- Begin cleaning the disassembled faucet parts – Only use the metal brush on the main body piece of the common faucet (use nylon brush on all other pieces). After brushing out every part, wash parts and plastic tubs out with clean water and reassemble the faucets (leave in tub of cold clean ice water until you’re ready to reattach them to the tower). Check for and replace damaged rubber gaskets. Keep an eye on the time (you will often have to begin the next purge and cycle before you have completed cleaning the faucet pieces).
- Purge the caustic chemical out of the lines with clean water – fill two water buckets and place the pump intake tube in one of them while leaving the drain tubes where they are.
- Begin second chemical cycle (acid, CS-584). 10 minutes – Once the caustic chemical is purged and clear water is cycling through the lines, wait until the water level is right above the pump intake hose and then move the drain tubes from the drain bucket into the intake bucket. Add the appropriate amount of chemical to the intake bucket for the bar you are cleaning at two ounces per five gallons. Run this entire solution to drain with the acid only flowing through and not returning to the source bucket. It is good practice to put the drain hose into the drain tray under the towers and allow chemical to go down the drain and scrub drain as necessary with nylon brush.
- Odds and ends – During this cycle, you should have time to finish up cleaning the parts, refill your chemical containers, and set up for the final purge. With about 5 minutes left in the second cycle, fill ice-water buckets, turn back on the glycol pump, and ready a couple pitchers of clean water.
- Final purge – Transfer the pump intake tube into one of the ice-water buckets (first use a pitcher of water to wash off the tube before the transfer). Add several pitchers of clean water to the ice-water intake bucket (the amount of pitchers varies by the bar, but it is better to err on the side of more water). Once plenty of water (at least 10 gallons) has gone through the lines, do a final sight and touch test of the drainage. If those tests fail, cycle more water. If those tests are good, let the remaining water in the intake bucket cycle until the pump is about to intake air and unplug the pump.
- Disconnect tubing from tower and clean the inside of the shanks with hot-water sprayer and nylon brush.
- Put everything back together – Replace the faucets (as upright as possible). Replace faucet handles (in the right order). Turn back on the CO2 by opening all valves.

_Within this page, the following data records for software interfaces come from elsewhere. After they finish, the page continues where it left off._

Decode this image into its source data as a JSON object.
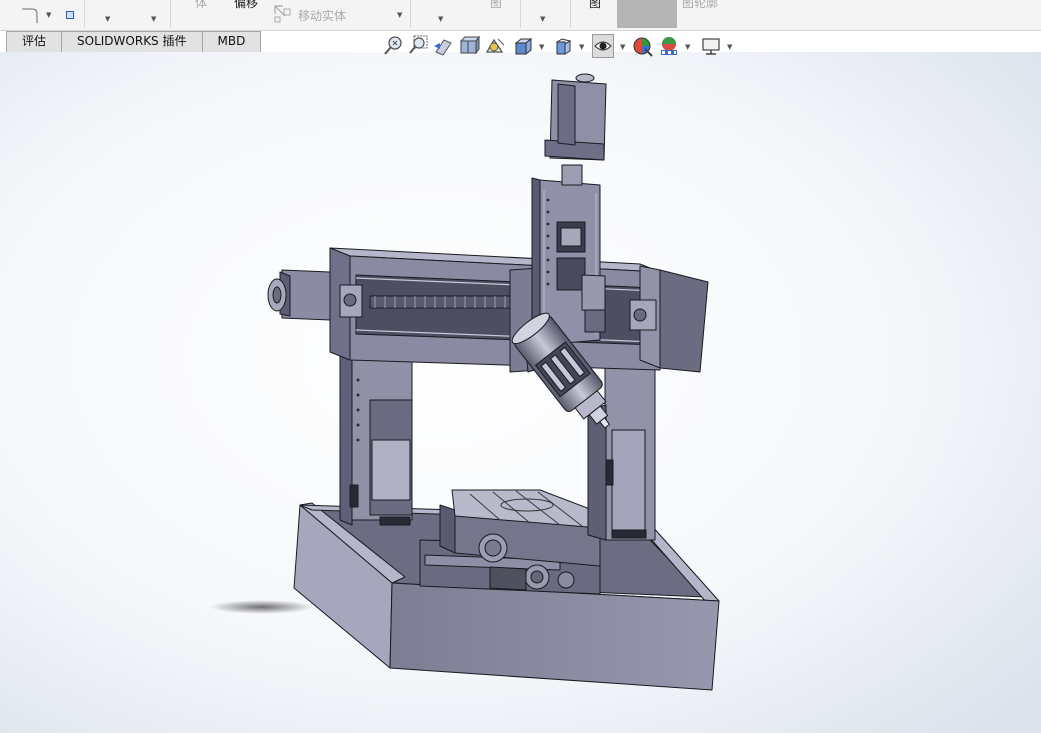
{
  "ribbon": {
    "body_label": "体",
    "offset_label": "偏移",
    "move_body_label": "移动实体",
    "drawing_label": "图",
    "view_label": "图",
    "outline_label": "图轮廓"
  },
  "tabs": [
    "评估",
    "SOLIDWORKS 插件",
    "MBD"
  ],
  "heads_up_toolbar": [
    "zoom-to-fit-icon",
    "zoom-to-area-icon",
    "previous-view-icon",
    "section-view-icon",
    "dynamic-annotation-icon",
    "view-orientation-icon",
    "display-style-icon",
    "hide-show-items-icon",
    "edit-appearance-icon",
    "apply-scene-icon",
    "view-settings-icon"
  ],
  "colors": {
    "ribbon_bg": "#f4f4f4",
    "tab_bg": "#e2e2e2",
    "viewport_center": "#ffffff",
    "viewport_edge": "#dde3ec",
    "model_face": "#8f8fa6",
    "model_face_dark": "#606074",
    "model_face_light": "#b2b2c6",
    "model_edge": "#1a1a22"
  }
}
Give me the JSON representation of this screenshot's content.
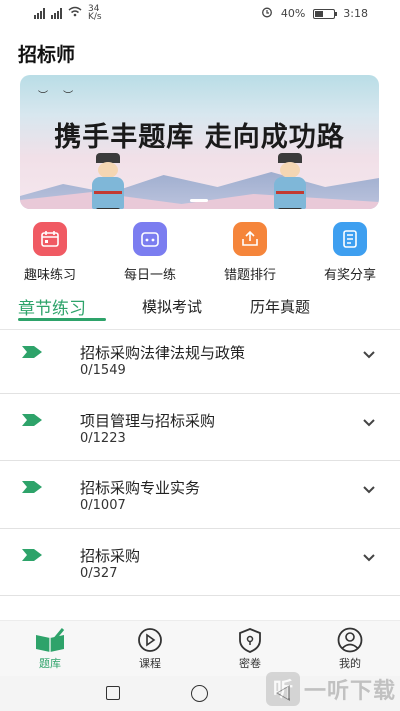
{
  "status_bar": {
    "network_speed_value": "34",
    "network_speed_unit": "K/s",
    "battery": "40%",
    "time": "3:18"
  },
  "app": {
    "title": "招标师"
  },
  "banner": {
    "text": "携手丰题库 走向成功路"
  },
  "quick_nav": [
    {
      "label": "趣味练习",
      "icon": "calendar-icon",
      "color": "#f05a63"
    },
    {
      "label": "每日一练",
      "icon": "calendar-dots-icon",
      "color": "#7b7df0"
    },
    {
      "label": "错题排行",
      "icon": "share-up-icon",
      "color": "#f5853b"
    },
    {
      "label": "有奖分享",
      "icon": "notebook-icon",
      "color": "#3e9ff0"
    }
  ],
  "tabs": [
    {
      "label": "章节练习",
      "active": true
    },
    {
      "label": "模拟考试",
      "active": false
    },
    {
      "label": "历年真题",
      "active": false
    }
  ],
  "chapters": [
    {
      "title": "招标采购法律法规与政策",
      "progress": "0/1549"
    },
    {
      "title": "项目管理与招标采购",
      "progress": "0/1223"
    },
    {
      "title": "招标采购专业实务",
      "progress": "0/1007"
    },
    {
      "title": "招标采购",
      "progress": "0/327"
    }
  ],
  "bottom_nav": [
    {
      "label": "题库",
      "icon": "book-pen-icon",
      "active": true
    },
    {
      "label": "课程",
      "icon": "play-circle-icon",
      "active": false
    },
    {
      "label": "密卷",
      "icon": "lock-shield-icon",
      "active": false
    },
    {
      "label": "我的",
      "icon": "user-icon",
      "active": false
    }
  ],
  "accent_color": "#2ea36a",
  "watermark": {
    "logo": "听",
    "text": "一听下载"
  }
}
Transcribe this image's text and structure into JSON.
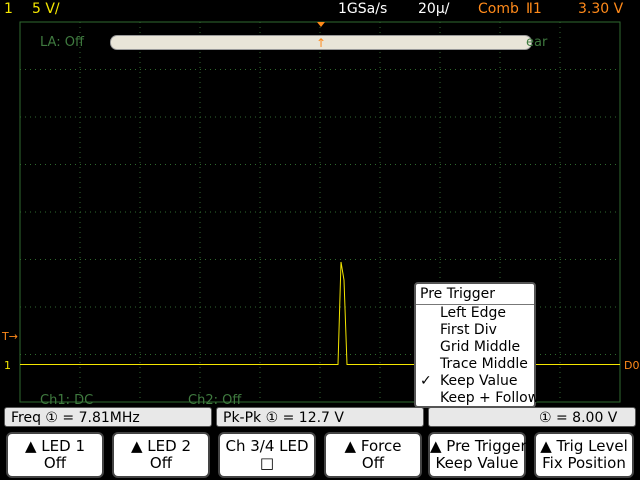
{
  "topbar": {
    "channel_number": "1",
    "channel_scale": "5 V/",
    "sample_rate": "1GSa/s",
    "time_scale": "20µ/",
    "mode": "Comb",
    "trigger": "Ⅱ1",
    "trigger_level": "3.30 V"
  },
  "overlay": {
    "la_label": "LA: Off",
    "clear_label": "ear",
    "zoom_marker": "↑"
  },
  "markers": {
    "ch1_ground": "1",
    "trigger_arrow": "T→",
    "right_offscreen": "D0"
  },
  "channel_labels": {
    "ch1": "Ch1: DC",
    "ch2": "Ch2: Off"
  },
  "measurements": [
    {
      "label": "Freq ① =  7.81MHz"
    },
    {
      "label": "Pk-Pk ① = 12.7  V"
    },
    {
      "label": "① =  8.00  V"
    }
  ],
  "softkeys": [
    {
      "line1": "▲ LED 1",
      "line2": "Off"
    },
    {
      "line1": "▲ LED 2",
      "line2": "Off"
    },
    {
      "line1": "Ch 3/4 LED",
      "line2": "□"
    },
    {
      "line1": "▲ Force",
      "line2": "Off"
    },
    {
      "line1": "▲ Pre Trigger",
      "line2": "Keep Value"
    },
    {
      "line1": "▲ Trig Level",
      "line2": "Fix Position"
    }
  ],
  "pretrigger_menu": {
    "title": "Pre Trigger",
    "items": [
      {
        "label": "Left Edge",
        "checked": false
      },
      {
        "label": "First Div",
        "checked": false
      },
      {
        "label": "Grid Middle",
        "checked": false
      },
      {
        "label": "Trace Middle",
        "checked": false
      },
      {
        "label": "Keep Value",
        "checked": true
      },
      {
        "label": "Keep + Follow",
        "checked": false
      }
    ],
    "check_mark": "✓"
  },
  "colors": {
    "channel1": "#f4e600",
    "trigger_orange": "#ff8a1a",
    "grid": "#2f6a2f"
  }
}
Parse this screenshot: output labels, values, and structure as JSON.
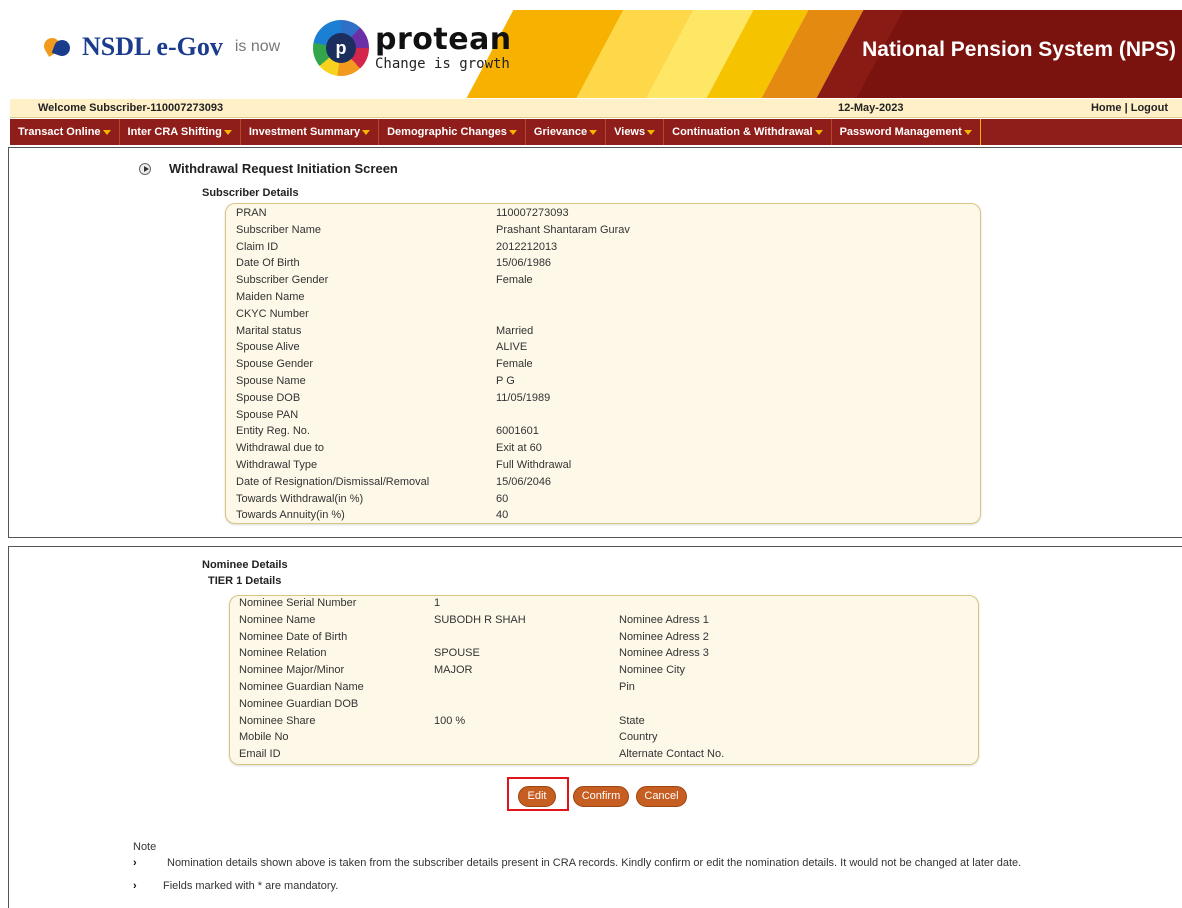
{
  "header": {
    "nsdl_brand": "NSDL e-Gov",
    "is_now": "is now",
    "protean_name": "protean",
    "protean_tagline": "Change is growth",
    "portal_title": "National Pension System (NPS)"
  },
  "welcome_bar": {
    "welcome_text": "Welcome Subscriber-110007273093",
    "date": "12-May-2023",
    "home_link": "Home",
    "separator": "|",
    "logout_link": "Logout"
  },
  "nav": {
    "items": [
      "Transact Online",
      "Inter CRA Shifting",
      "Investment Summary",
      "Demographic Changes",
      "Grievance",
      "Views",
      "Continuation & Withdrawal",
      "Password Management"
    ]
  },
  "screen": {
    "title": "Withdrawal Request Initiation Screen"
  },
  "subscriber": {
    "section_label": "Subscriber Details",
    "rows": [
      {
        "label": "PRAN",
        "value": "110007273093"
      },
      {
        "label": "Subscriber Name",
        "value": "Prashant Shantaram Gurav"
      },
      {
        "label": "Claim ID",
        "value": "2012212013"
      },
      {
        "label": "Date Of Birth",
        "value": "15/06/1986"
      },
      {
        "label": "Subscriber Gender",
        "value": "Female"
      },
      {
        "label": "Maiden Name",
        "value": ""
      },
      {
        "label": "CKYC Number",
        "value": ""
      },
      {
        "label": "Marital status",
        "value": "Married"
      },
      {
        "label": "Spouse Alive",
        "value": "ALIVE"
      },
      {
        "label": "Spouse Gender",
        "value": "Female"
      },
      {
        "label": "Spouse Name",
        "value": "P G"
      },
      {
        "label": "Spouse DOB",
        "value": "11/05/1989"
      },
      {
        "label": "Spouse PAN",
        "value": ""
      },
      {
        "label": "Entity Reg. No.",
        "value": "6001601"
      },
      {
        "label": "Withdrawal due to",
        "value": "Exit at 60"
      },
      {
        "label": "Withdrawal Type",
        "value": "Full Withdrawal"
      },
      {
        "label": "Date of Resignation/Dismissal/Removal",
        "value": "15/06/2046"
      },
      {
        "label": "Towards Withdrawal(in %)",
        "value": "60"
      },
      {
        "label": "Towards Annuity(in %)",
        "value": "40"
      }
    ]
  },
  "nominee": {
    "section_label": "Nominee Details",
    "tier_label": "TIER 1 Details",
    "rows": [
      {
        "label": "Nominee Serial Number",
        "value": "1",
        "label2": ""
      },
      {
        "label": "Nominee Name",
        "value": "SUBODH R SHAH",
        "label2": "Nominee Adress 1"
      },
      {
        "label": "Nominee Date of Birth",
        "value": "",
        "label2": "Nominee Adress 2"
      },
      {
        "label": "Nominee Relation",
        "value": "SPOUSE",
        "label2": "Nominee Adress 3"
      },
      {
        "label": "Nominee Major/Minor",
        "value": "MAJOR",
        "label2": "Nominee City"
      },
      {
        "label": "Nominee Guardian Name",
        "value": "",
        "label2": "Pin"
      },
      {
        "label": "Nominee Guardian DOB",
        "value": "",
        "label2": ""
      },
      {
        "label": "Nominee Share",
        "value": "100 %",
        "label2": "State"
      },
      {
        "label": "Mobile No",
        "value": "",
        "label2": "Country"
      },
      {
        "label": "Email ID",
        "value": "",
        "label2": "Alternate Contact No."
      }
    ]
  },
  "actions": {
    "edit": "Edit",
    "confirm": "Confirm",
    "cancel": "Cancel",
    "highlight_color": "#e0141a"
  },
  "note": {
    "title": "Note",
    "lines": [
      "Nomination details shown above is taken from the subscriber details present in CRA records. Kindly confirm or edit the nomination details. It would not be changed at later date.",
      "Fields marked with * are mandatory."
    ],
    "arrow_glyph": "›"
  },
  "colors": {
    "nav_bg": "#8f1e1a",
    "welcome_bg": "#fff0c8",
    "box_bg": "#fdf8e8",
    "button_bg": "#c65d21"
  }
}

Remove duplex couplers and depress keg coupler handle to purge water out of coupler with a clean towel over the coupler, wiping down coupler prior to reconnect. Reconnect the kegs (in the right order – make sure there are no leaks or open faucets anywhere before you do this).
- Purge water out of the lines and ensure proper beer dispensing – Look for proper flow. Make sure the faucets are pouring clear and not cloudy. Taste-test some of the beers looking for any off flavors or residual chemicals.
- Put everything away in the proper place – other people use this stuff too.
- Wipe down towers and entire area around towers with clean towel.
- Inspect under tower and wipe down trunk and underbar area with damp towel or with isopropyl alcohol spray bottle and towel.
- *Every other cleaning – soak/wash keg couplers in cooler – after removing the duplex couplers place the keg couplers in buckets of hot water for 10 minutes. Scrub them down with a nylon brush and ensure proper mechanical function. Wipe down beer lines with towel. Reattach to kegs (in proper order).
- Keep track of time – Cleaning must be finished before the taproom opens. If something is wrong and you don’t have time to finish, cycle everything with a ton of water and put it away for another day (chemical cycles can be cut to @ 20 minutes when necessary).
Have questions? Let us know in the comments and we’ll do our best to answer them!